Estate planning has many purposes.
Few people believe they have an estate.
This would be true if they define an estate as having a mansion with land and servants.
Think Downton Abbey.
With this definition, very few would qualify.
When it comes to estate planning, there is far broader definition of an estate.
According to a recent The Military Wallet article titled “How to Plan Your Estate,” the legal definition of an estate in America is everything a person owns.
Do you have personal property like furniture, a car, or a home?
Do you have intangible assets like bank accounts, investment accounts, retirement accounts, or insurance policies?
If you answered “yes” to any of these questions, you have an estate and also should have an estate plan.
Although distributing your stuff is important to estate planning, other aspects are also helpful.
What are these?
Without an estate plan, the state may choose who inherits from you.
This could mean certain loved ones will be disinherited while estranged family members inherit.
If your desire was to provide some support to a charity, this will not happen without an estate plan in place.
Protecting your children.
Estate planning is vital to supporting the future of your children.
Minors are vulnerable after the death of parents.
You should use a last will and testament to designate a guardian for your minor children, let alone protect and provide for adult children with special needs.
By taking this action, you will decided who will care for your children if you cannot.
Protecting against conflict.
By providing details to clarify your estate plan, you can reduce confusion and arguments.
Everyone will be clear on what you wanted.
Prior to meeting with an estate planning attorney, you should create an asset inventory.
You should include real estate, vehicles, life insurance policies, bank accounts, investments accounts, retirement accounts, health savings accounts, jewelry, collectibles (e.g., your “ceramic bullfrog collection), valuables, digital assets with their usernames and passwords, and cryptocurrency and how to access these accounts.
It is helpful to note all accounts with beneficiary designations and review these after major life changes like divorce, marriage, births, or deaths.
Preparing for different scenarios.
No one can accurately predict the outcomes of their own lives.
Death and illness can strike unexpectedly.
The old must die and the young may die.
Estate planning allows you to prepare for a variety of circumstances.
With a last will and testament, you can choose who will inherit what, name guardians for minors, and choose an executor for your estate.
An advance health care directive, which includes a health care treatment directive and a durable power of attorney for health care decisions, allow for you to outline your end-of-life care wishes and appoint someone to talk with doctors and make decisions if you are incapacitated.

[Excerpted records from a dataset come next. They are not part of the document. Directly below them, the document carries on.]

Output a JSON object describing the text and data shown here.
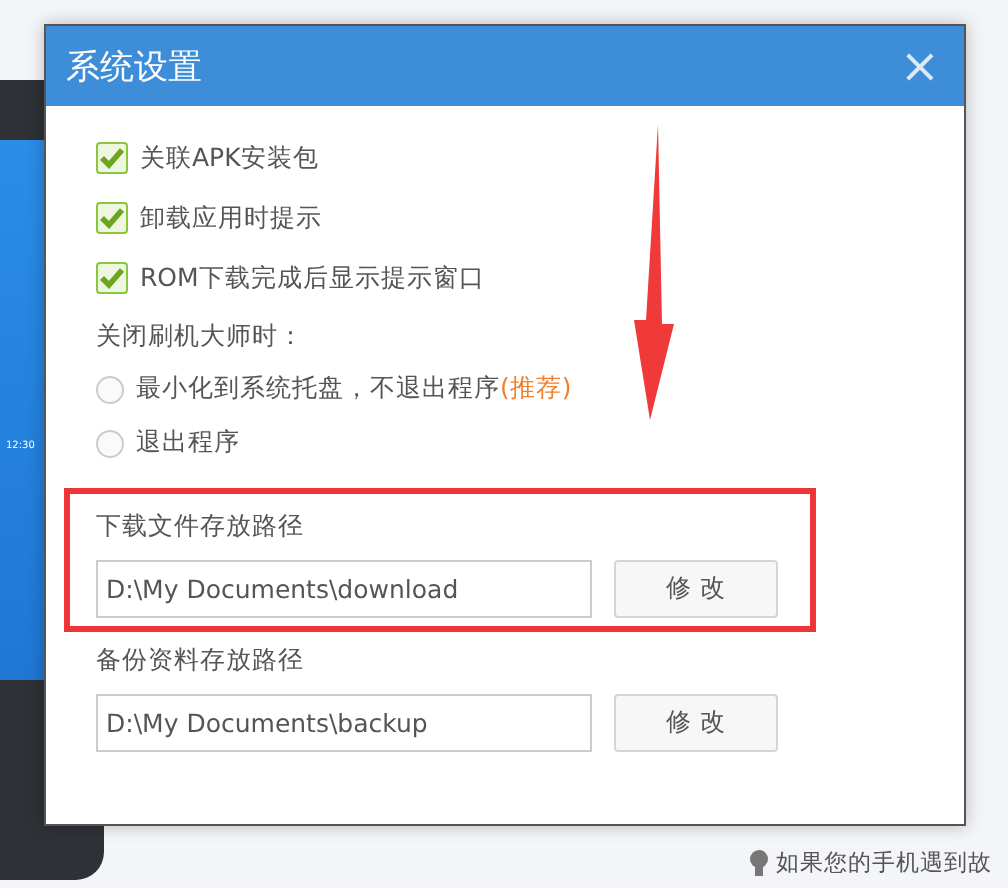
{
  "background": {
    "phone_clock": "12:30",
    "hint": "如果您的手机遇到故"
  },
  "dialog": {
    "title": "系统设置",
    "close": "×"
  },
  "options": [
    {
      "label": "关联APK安装包",
      "checked": true
    },
    {
      "label": "卸载应用时提示",
      "checked": true
    },
    {
      "label": "ROM下载完成后显示提示窗口",
      "checked": true
    }
  ],
  "exit_label": "关闭刷机大师时：",
  "exit_choices": [
    {
      "label": "最小化到系统托盘，不退出程序",
      "note": "(推荐)",
      "selected": false
    },
    {
      "label": "退出程序",
      "selected": false
    }
  ],
  "paths": [
    {
      "label": "下载文件存放路径",
      "value": "D:\\My Documents\\download",
      "button": "修 改",
      "highlighted": true
    },
    {
      "label": "备份资料存放路径",
      "value": "D:\\My Documents\\backup",
      "button": "修 改",
      "highlighted": false
    }
  ]
}
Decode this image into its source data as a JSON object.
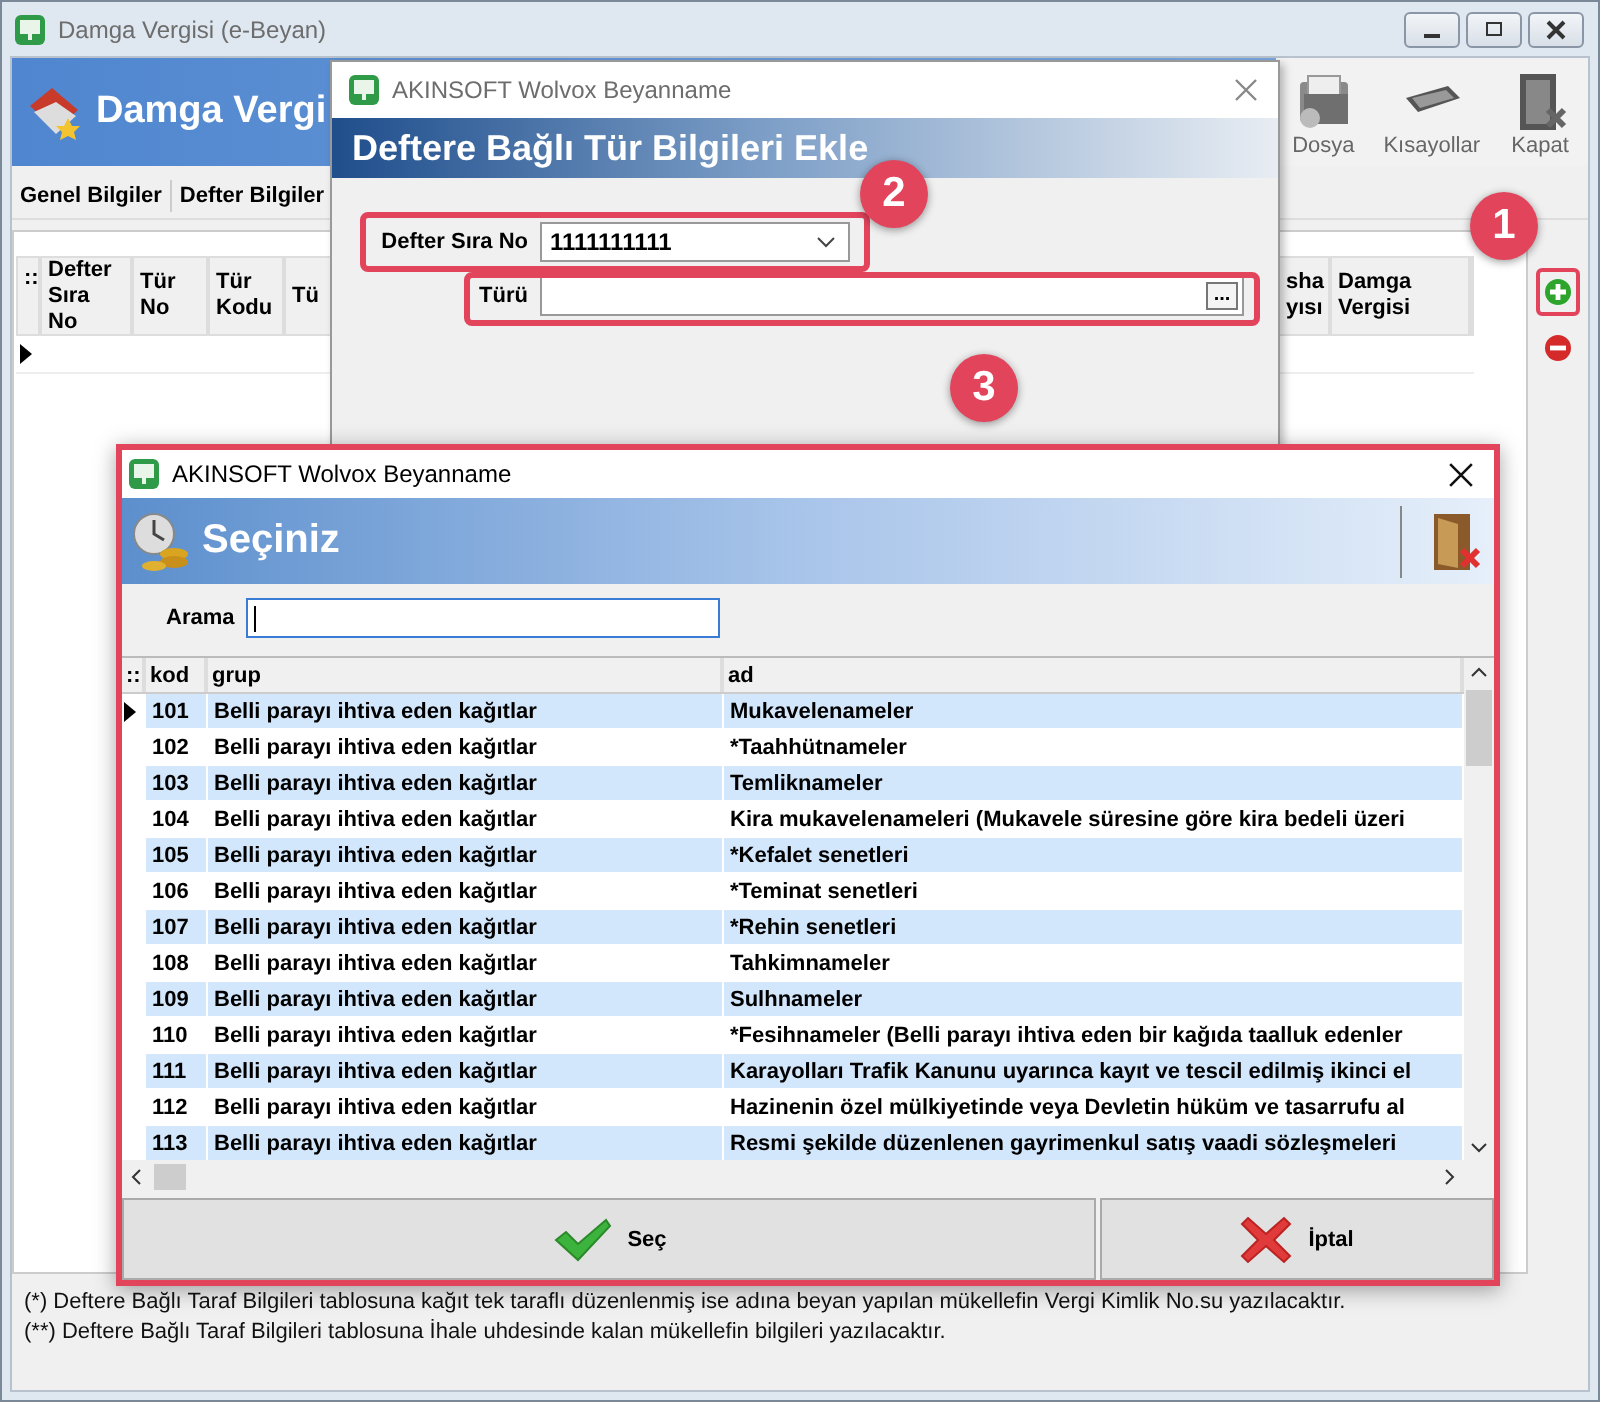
{
  "main_window": {
    "title": "Damga Vergisi (e-Beyan)",
    "header_title": "Damga Vergi",
    "toolbar": [
      {
        "label": "Dosya",
        "kind": "folder"
      },
      {
        "label": "Kısayollar",
        "kind": "keyboard"
      },
      {
        "label": "Kapat",
        "kind": "exit"
      }
    ],
    "tabs": [
      {
        "label": "Genel Bilgiler"
      },
      {
        "label": "Defter Bilgiler"
      }
    ],
    "grid": {
      "corner": "::",
      "columns_left": [
        "Defter Sıra No",
        "Tür No",
        "Tür Kodu",
        "Tü"
      ],
      "columns_right": [
        "sha yısı",
        "Damga Vergisi"
      ]
    },
    "side_buttons": [
      {
        "kind": "add",
        "highlighted": true
      },
      {
        "kind": "remove",
        "highlighted": false
      }
    ],
    "notes": [
      "(*) Deftere Bağlı Taraf Bilgileri tablosuna kağıt tek taraflı düzenlenmiş ise adına beyan yapılan mükellefin Vergi Kimlik No.su yazılacaktır.",
      "(**) Deftere Bağlı Taraf Bilgileri tablosuna İhale uhdesinde kalan mükellefin bilgileri yazılacaktır."
    ]
  },
  "entry_dialog": {
    "title": "AKINSOFT Wolvox Beyanname",
    "header": "Deftere Bağlı Tür Bilgileri Ekle",
    "fields": [
      {
        "label": "Defter Sıra No",
        "kind": "dropdown",
        "value": "1111111111",
        "highlighted": true
      },
      {
        "label": "Türü",
        "kind": "lookup",
        "button": "...",
        "highlighted": true
      }
    ]
  },
  "pick_dialog": {
    "title": "AKINSOFT Wolvox Beyanname",
    "header": "Seçiniz",
    "highlighted": true,
    "search": {
      "label": "Arama"
    },
    "table": {
      "corner": "::",
      "columns": [
        "kod",
        "grup",
        "ad"
      ],
      "rows": [
        {
          "kod": "101",
          "grup": "Belli parayı ihtiva eden kağıtlar",
          "ad": "Mukavelenameler",
          "selected": true
        },
        {
          "kod": "102",
          "grup": "Belli parayı ihtiva eden kağıtlar",
          "ad": "*Taahhütnameler",
          "selected": false
        },
        {
          "kod": "103",
          "grup": "Belli parayı ihtiva eden kağıtlar",
          "ad": "Temliknameler",
          "selected": false
        },
        {
          "kod": "104",
          "grup": "Belli parayı ihtiva eden kağıtlar",
          "ad": "Kira mukavelenameleri (Mukavele süresine göre kira bedeli üzeri",
          "selected": false
        },
        {
          "kod": "105",
          "grup": "Belli parayı ihtiva eden kağıtlar",
          "ad": "*Kefalet senetleri",
          "selected": false
        },
        {
          "kod": "106",
          "grup": "Belli parayı ihtiva eden kağıtlar",
          "ad": "*Teminat senetleri",
          "selected": false
        },
        {
          "kod": "107",
          "grup": "Belli parayı ihtiva eden kağıtlar",
          "ad": "*Rehin senetleri",
          "selected": false
        },
        {
          "kod": "108",
          "grup": "Belli parayı ihtiva eden kağıtlar",
          "ad": "Tahkimnameler",
          "selected": false
        },
        {
          "kod": "109",
          "grup": "Belli parayı ihtiva eden kağıtlar",
          "ad": "Sulhnameler",
          "selected": false
        },
        {
          "kod": "110",
          "grup": "Belli parayı ihtiva eden kağıtlar",
          "ad": "*Fesihnameler (Belli parayı ihtiva eden bir kağıda taalluk edenler",
          "selected": false
        },
        {
          "kod": "111",
          "grup": "Belli parayı ihtiva eden kağıtlar",
          "ad": "Karayolları Trafik Kanunu uyarınca kayıt ve tescil edilmiş ikinci el",
          "selected": false
        },
        {
          "kod": "112",
          "grup": "Belli parayı ihtiva eden kağıtlar",
          "ad": "Hazinenin özel mülkiyetinde veya Devletin hüküm ve tasarrufu al",
          "selected": false
        },
        {
          "kod": "113",
          "grup": "Belli parayı ihtiva eden kağıtlar",
          "ad": "Resmi şekilde düzenlenen gayrimenkul satış vaadi sözleşmeleri",
          "selected": false
        }
      ]
    },
    "buttons": [
      {
        "label": "Seç",
        "kind": "ok"
      },
      {
        "label": "İptal",
        "kind": "cancel"
      }
    ]
  },
  "callouts": [
    "1",
    "2",
    "3"
  ]
}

With a general durable power of attorney, you can grant authority to a trusted individual to manage your finances should you become incapacitated.
Estate planning is essential to protecting everyone you love and everything you have.
Reference: The Military Wallet (Aug. 25, 2022) “How to Plan Your Estate”